Titania nanoparticles, carbon monoxide and infographics.

During this weekend i tackled a challenging task: to try to explain one of my recently published papers with an infographic. My first thought was to write a blog post (maybe i’ll do it as well), but i was intrigued by the idea of lumping a couple of years of work into a few tiny lines. Although attracted by the immediacy of infographics, i never used this tool, and it sounded just the right moment to give it a go. So, i went to the Canvas site and chose a fitness club advertisement as a template. After a bit of playin’ around, that’s what i’ve got:


I admit i’m quite happy with it, even if the making process was not plain sailing at all, at least for me. As a first-time user, i think that there’s room for improvement, and i’ll probably do some other attempts. Actually, i enjoyed creating this infographic!

I have published it (the infografic, i mean) in figshare (acceptance rate: 100%, publication fares: 0 €). That’s openaccess – free to download and use. Unfortunately, that’s not true for the paper – not enough funds to make it openaccess as well. Anyway, if you might want to give it a look, here’s the link:

Deiana, C., Fois, E., Martra, G., Narbey, S., Pellegrino, F. and Tabacchi, G. (2016), On the Simple Complexity of Carbon Monoxide on Oxide Surfaces: Facet-Specific Donation and Backdonation Effects Revealed on TiO2 Anatase Nanoparticles. ChemPhysChem. doi:10.1002/cphc.201600284

Another short explanation can be found here, with links to additional material.

disassembling molecular machines

To understand how a motor works you have to know how it is put together and how it can be disassembled. This is true at the molecular level as well. Amazingly complex molecular motors and machines are fabricated everyday,  but how do they break down into their constituent pieces? Attracted by this question, we modeled two such species – called ‘rotaxanes’ –  and made them break apart.
Typically, rotaxanes are made by two molecules: a ring-shaped one,  the “wheel”, and an approximately linear one, the “axle”. What is great about them, is that you can modify the interactions between the ring and the axle by using an external signal. Which means that you can control the movements of these components through light, for example.

A ring (R)
An axle (EE)
Another axle (ZZ)

Using the three components shown above – one ring and two axles – you can build two different rotaxanes: R-EE, and R-ZZ.  Both disassemble – or ‘dethread’ – when the axle exits from the ring.  This process occurs differently for the two species: While the EE-one (video 1)  dethreads in one single step:

the dethreading of the ZZ-axle (video 2) passes through an intermediate and a transition state:

Analyzing the two simulations, we identified the interactions between the molecular components which control the process at the molecular level.  For example, we have seen that the elliptic shape of the ring opening is very important, as it can recognize the two different configurations of the terminal groups of the axles.

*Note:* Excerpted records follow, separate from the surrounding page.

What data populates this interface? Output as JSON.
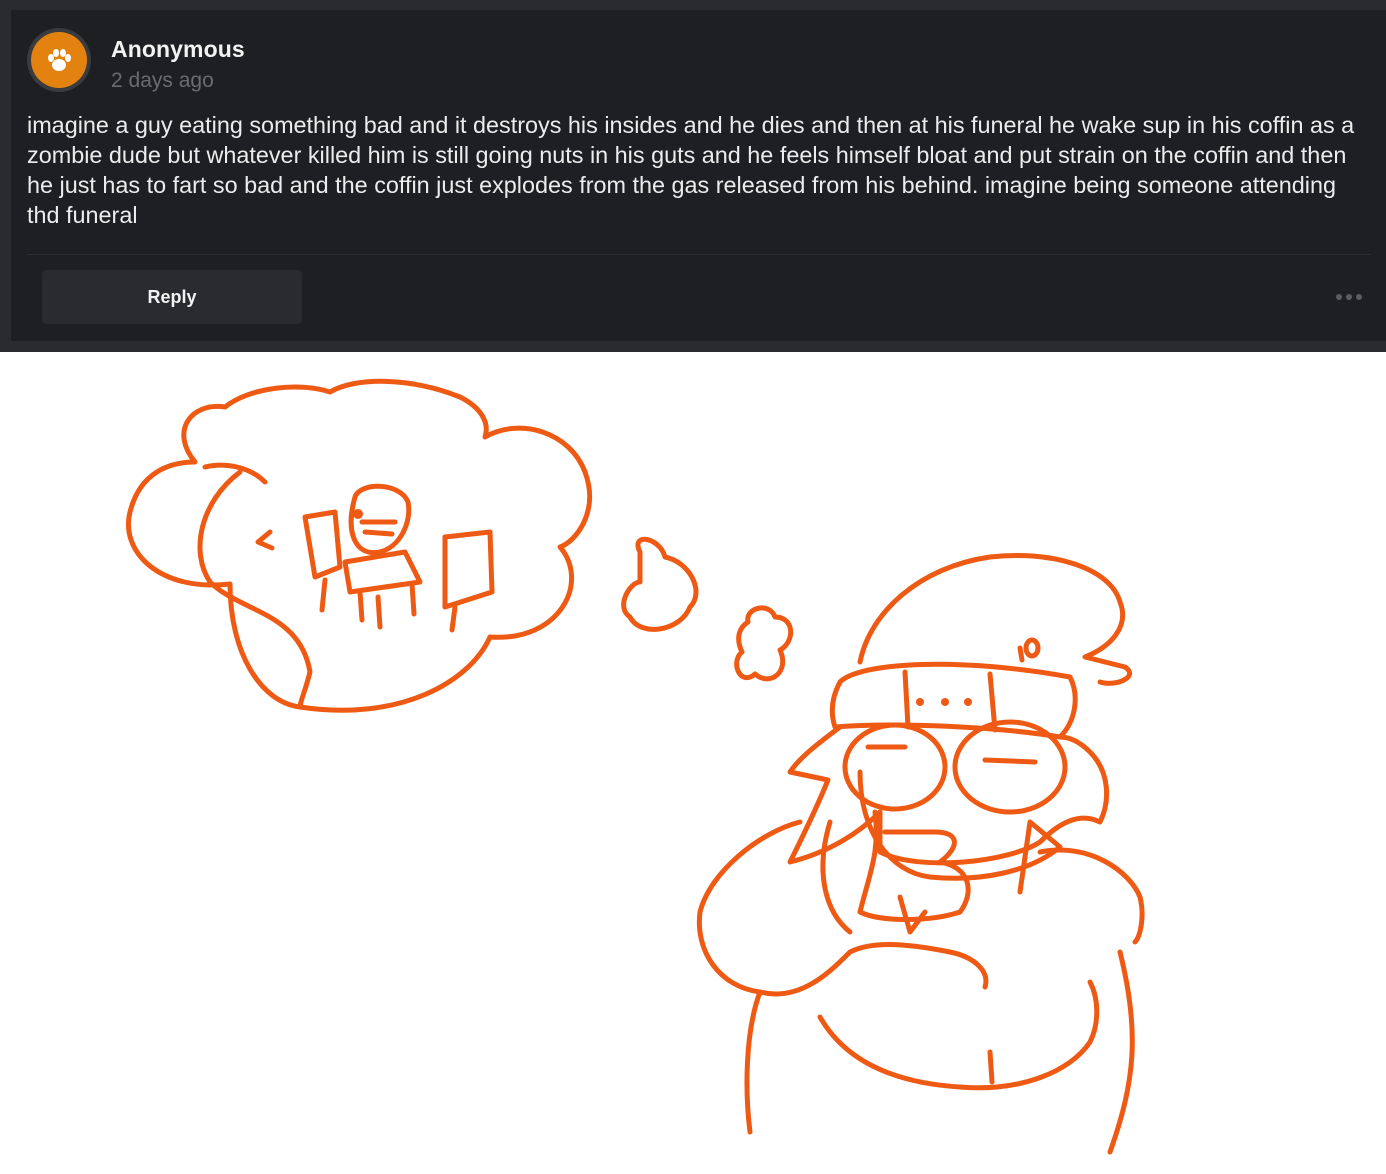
{
  "post": {
    "author": "Anonymous",
    "timestamp": "2 days ago",
    "avatar_icon": "paw-icon",
    "avatar_color": "#e3820f",
    "body": "imagine a guy eating something bad and it destroys his insides and he dies and then at his funeral he wake sup in his coffin as a zombie dude but whatever killed him is still going nuts in his guts and he feels himself bloat and put strain on the coffin and then he just has to fart so bad and the coffin just explodes from the gas released from his behind. imagine being someone attending thd funeral",
    "reply_label": "Reply",
    "more_icon": "more-options-icon"
  },
  "colors": {
    "card_bg": "#1e1f22",
    "band_bg": "#2a2b2e",
    "sketch_stroke": "#ee5a14"
  }
}
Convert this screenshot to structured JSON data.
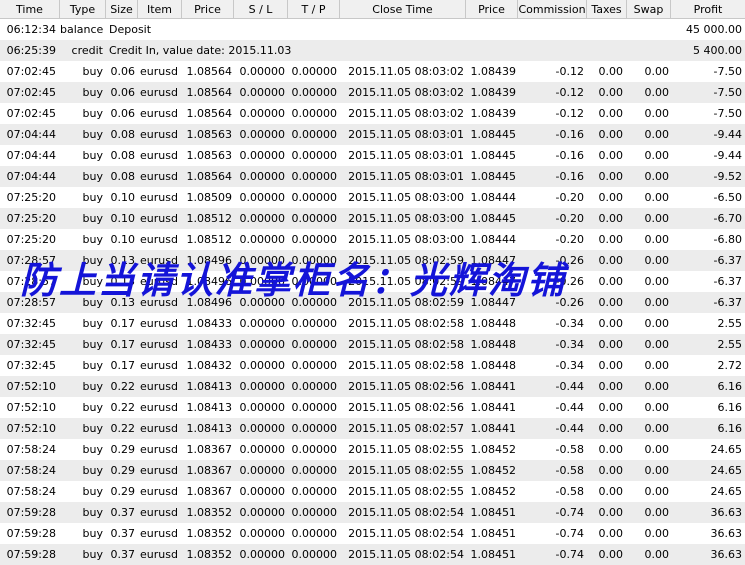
{
  "columns": [
    "Time",
    "Type",
    "Size",
    "Item",
    "Price",
    "S / L",
    "T / P",
    "Close Time",
    "Price",
    "Commission",
    "Taxes",
    "Swap",
    "Profit"
  ],
  "rows": [
    {
      "time": "06:12:34",
      "type": "balance",
      "note": "Deposit",
      "profit": "45 000.00",
      "alt": false
    },
    {
      "time": "06:25:39",
      "type": "credit",
      "note": "Credit In, value date: 2015.11.03",
      "profit": "5 400.00",
      "alt": true
    },
    {
      "time": "07:02:45",
      "type": "buy",
      "size": "0.06",
      "item": "eurusd",
      "price": "1.08564",
      "sl": "0.00000",
      "tp": "0.00000",
      "close_time": "2015.11.05 08:03:02",
      "close_price": "1.08439",
      "commission": "-0.12",
      "taxes": "0.00",
      "swap": "0.00",
      "profit": "-7.50",
      "alt": false
    },
    {
      "time": "07:02:45",
      "type": "buy",
      "size": "0.06",
      "item": "eurusd",
      "price": "1.08564",
      "sl": "0.00000",
      "tp": "0.00000",
      "close_time": "2015.11.05 08:03:02",
      "close_price": "1.08439",
      "commission": "-0.12",
      "taxes": "0.00",
      "swap": "0.00",
      "profit": "-7.50",
      "alt": true
    },
    {
      "time": "07:02:45",
      "type": "buy",
      "size": "0.06",
      "item": "eurusd",
      "price": "1.08564",
      "sl": "0.00000",
      "tp": "0.00000",
      "close_time": "2015.11.05 08:03:02",
      "close_price": "1.08439",
      "commission": "-0.12",
      "taxes": "0.00",
      "swap": "0.00",
      "profit": "-7.50",
      "alt": false
    },
    {
      "time": "07:04:44",
      "type": "buy",
      "size": "0.08",
      "item": "eurusd",
      "price": "1.08563",
      "sl": "0.00000",
      "tp": "0.00000",
      "close_time": "2015.11.05 08:03:01",
      "close_price": "1.08445",
      "commission": "-0.16",
      "taxes": "0.00",
      "swap": "0.00",
      "profit": "-9.44",
      "alt": true
    },
    {
      "time": "07:04:44",
      "type": "buy",
      "size": "0.08",
      "item": "eurusd",
      "price": "1.08563",
      "sl": "0.00000",
      "tp": "0.00000",
      "close_time": "2015.11.05 08:03:01",
      "close_price": "1.08445",
      "commission": "-0.16",
      "taxes": "0.00",
      "swap": "0.00",
      "profit": "-9.44",
      "alt": false
    },
    {
      "time": "07:04:44",
      "type": "buy",
      "size": "0.08",
      "item": "eurusd",
      "price": "1.08564",
      "sl": "0.00000",
      "tp": "0.00000",
      "close_time": "2015.11.05 08:03:01",
      "close_price": "1.08445",
      "commission": "-0.16",
      "taxes": "0.00",
      "swap": "0.00",
      "profit": "-9.52",
      "alt": true
    },
    {
      "time": "07:25:20",
      "type": "buy",
      "size": "0.10",
      "item": "eurusd",
      "price": "1.08509",
      "sl": "0.00000",
      "tp": "0.00000",
      "close_time": "2015.11.05 08:03:00",
      "close_price": "1.08444",
      "commission": "-0.20",
      "taxes": "0.00",
      "swap": "0.00",
      "profit": "-6.50",
      "alt": false
    },
    {
      "time": "07:25:20",
      "type": "buy",
      "size": "0.10",
      "item": "eurusd",
      "price": "1.08512",
      "sl": "0.00000",
      "tp": "0.00000",
      "close_time": "2015.11.05 08:03:00",
      "close_price": "1.08445",
      "commission": "-0.20",
      "taxes": "0.00",
      "swap": "0.00",
      "profit": "-6.70",
      "alt": true
    },
    {
      "time": "07:25:20",
      "type": "buy",
      "size": "0.10",
      "item": "eurusd",
      "price": "1.08512",
      "sl": "0.00000",
      "tp": "0.00000",
      "close_time": "2015.11.05 08:03:00",
      "close_price": "1.08444",
      "commission": "-0.20",
      "taxes": "0.00",
      "swap": "0.00",
      "profit": "-6.80",
      "alt": false
    },
    {
      "time": "07:28:57",
      "type": "buy",
      "size": "0.13",
      "item": "eurusd",
      "price": "1.08496",
      "sl": "0.00000",
      "tp": "0.00000",
      "close_time": "2015.11.05 08:02:59",
      "close_price": "1.08447",
      "commission": "-0.26",
      "taxes": "0.00",
      "swap": "0.00",
      "profit": "-6.37",
      "alt": true
    },
    {
      "time": "07:28:57",
      "type": "buy",
      "size": "0.13",
      "item": "eurusd",
      "price": "1.08496",
      "sl": "0.00000",
      "tp": "0.00000",
      "close_time": "2015.11.05 08:02:59",
      "close_price": "1.08447",
      "commission": "-0.26",
      "taxes": "0.00",
      "swap": "0.00",
      "profit": "-6.37",
      "alt": false
    },
    {
      "time": "07:28:57",
      "type": "buy",
      "size": "0.13",
      "item": "eurusd",
      "price": "1.08496",
      "sl": "0.00000",
      "tp": "0.00000",
      "close_time": "2015.11.05 08:02:59",
      "close_price": "1.08447",
      "commission": "-0.26",
      "taxes": "0.00",
      "swap": "0.00",
      "profit": "-6.37",
      "alt": true
    },
    {
      "time": "07:32:45",
      "type": "buy",
      "size": "0.17",
      "item": "eurusd",
      "price": "1.08433",
      "sl": "0.00000",
      "tp": "0.00000",
      "close_time": "2015.11.05 08:02:58",
      "close_price": "1.08448",
      "commission": "-0.34",
      "taxes": "0.00",
      "swap": "0.00",
      "profit": "2.55",
      "alt": false
    },
    {
      "time": "07:32:45",
      "type": "buy",
      "size": "0.17",
      "item": "eurusd",
      "price": "1.08433",
      "sl": "0.00000",
      "tp": "0.00000",
      "close_time": "2015.11.05 08:02:58",
      "close_price": "1.08448",
      "commission": "-0.34",
      "taxes": "0.00",
      "swap": "0.00",
      "profit": "2.55",
      "alt": true
    },
    {
      "time": "07:32:45",
      "type": "buy",
      "size": "0.17",
      "item": "eurusd",
      "price": "1.08432",
      "sl": "0.00000",
      "tp": "0.00000",
      "close_time": "2015.11.05 08:02:58",
      "close_price": "1.08448",
      "commission": "-0.34",
      "taxes": "0.00",
      "swap": "0.00",
      "profit": "2.72",
      "alt": false
    },
    {
      "time": "07:52:10",
      "type": "buy",
      "size": "0.22",
      "item": "eurusd",
      "price": "1.08413",
      "sl": "0.00000",
      "tp": "0.00000",
      "close_time": "2015.11.05 08:02:56",
      "close_price": "1.08441",
      "commission": "-0.44",
      "taxes": "0.00",
      "swap": "0.00",
      "profit": "6.16",
      "alt": true
    },
    {
      "time": "07:52:10",
      "type": "buy",
      "size": "0.22",
      "item": "eurusd",
      "price": "1.08413",
      "sl": "0.00000",
      "tp": "0.00000",
      "close_time": "2015.11.05 08:02:56",
      "close_price": "1.08441",
      "commission": "-0.44",
      "taxes": "0.00",
      "swap": "0.00",
      "profit": "6.16",
      "alt": false
    },
    {
      "time": "07:52:10",
      "type": "buy",
      "size": "0.22",
      "item": "eurusd",
      "price": "1.08413",
      "sl": "0.00000",
      "tp": "0.00000",
      "close_time": "2015.11.05 08:02:57",
      "close_price": "1.08441",
      "commission": "-0.44",
      "taxes": "0.00",
      "swap": "0.00",
      "profit": "6.16",
      "alt": true
    },
    {
      "time": "07:58:24",
      "type": "buy",
      "size": "0.29",
      "item": "eurusd",
      "price": "1.08367",
      "sl": "0.00000",
      "tp": "0.00000",
      "close_time": "2015.11.05 08:02:55",
      "close_price": "1.08452",
      "commission": "-0.58",
      "taxes": "0.00",
      "swap": "0.00",
      "profit": "24.65",
      "alt": false
    },
    {
      "time": "07:58:24",
      "type": "buy",
      "size": "0.29",
      "item": "eurusd",
      "price": "1.08367",
      "sl": "0.00000",
      "tp": "0.00000",
      "close_time": "2015.11.05 08:02:55",
      "close_price": "1.08452",
      "commission": "-0.58",
      "taxes": "0.00",
      "swap": "0.00",
      "profit": "24.65",
      "alt": true
    },
    {
      "time": "07:58:24",
      "type": "buy",
      "size": "0.29",
      "item": "eurusd",
      "price": "1.08367",
      "sl": "0.00000",
      "tp": "0.00000",
      "close_time": "2015.11.05 08:02:55",
      "close_price": "1.08452",
      "commission": "-0.58",
      "taxes": "0.00",
      "swap": "0.00",
      "profit": "24.65",
      "alt": false
    },
    {
      "time": "07:59:28",
      "type": "buy",
      "size": "0.37",
      "item": "eurusd",
      "price": "1.08352",
      "sl": "0.00000",
      "tp": "0.00000",
      "close_time": "2015.11.05 08:02:54",
      "close_price": "1.08451",
      "commission": "-0.74",
      "taxes": "0.00",
      "swap": "0.00",
      "profit": "36.63",
      "alt": true
    },
    {
      "time": "07:59:28",
      "type": "buy",
      "size": "0.37",
      "item": "eurusd",
      "price": "1.08352",
      "sl": "0.00000",
      "tp": "0.00000",
      "close_time": "2015.11.05 08:02:54",
      "close_price": "1.08451",
      "commission": "-0.74",
      "taxes": "0.00",
      "swap": "0.00",
      "profit": "36.63",
      "alt": false
    },
    {
      "time": "07:59:28",
      "type": "buy",
      "size": "0.37",
      "item": "eurusd",
      "price": "1.08352",
      "sl": "0.00000",
      "tp": "0.00000",
      "close_time": "2015.11.05 08:02:54",
      "close_price": "1.08451",
      "commission": "-0.74",
      "taxes": "0.00",
      "swap": "0.00",
      "profit": "36.63",
      "alt": true
    }
  ],
  "watermark": "防上当请认准掌柜名：光辉淘铺",
  "colors": {
    "header_bg": "#f0f0f0",
    "alt_row_bg": "#ececec",
    "watermark": "#1414d8"
  }
}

This insight might help in the construction of light-powered molecular devices, of which these rotaxanes are important building blocks.

The results of this work are discussed in our paper (1), which is part of the ChemPhysChem special issue on molecular machines.  You may get a nice picture of the field by taking a look at this issue. Its contributions well illustrate the concept that molecular machines -especially natural ones – are incredibly complex and fascinating systems, and we are just beginning to understand their inner workings.

(1)G. Tabacchi, S. Silvi, M. Venturi, A. Credi, E. Fois, ChemPhysChem 2016, 17, 1913 http://dx.doi.org/10.1002/cphc.201501160

A brief summary of the article (with links to additional resources) may be found here.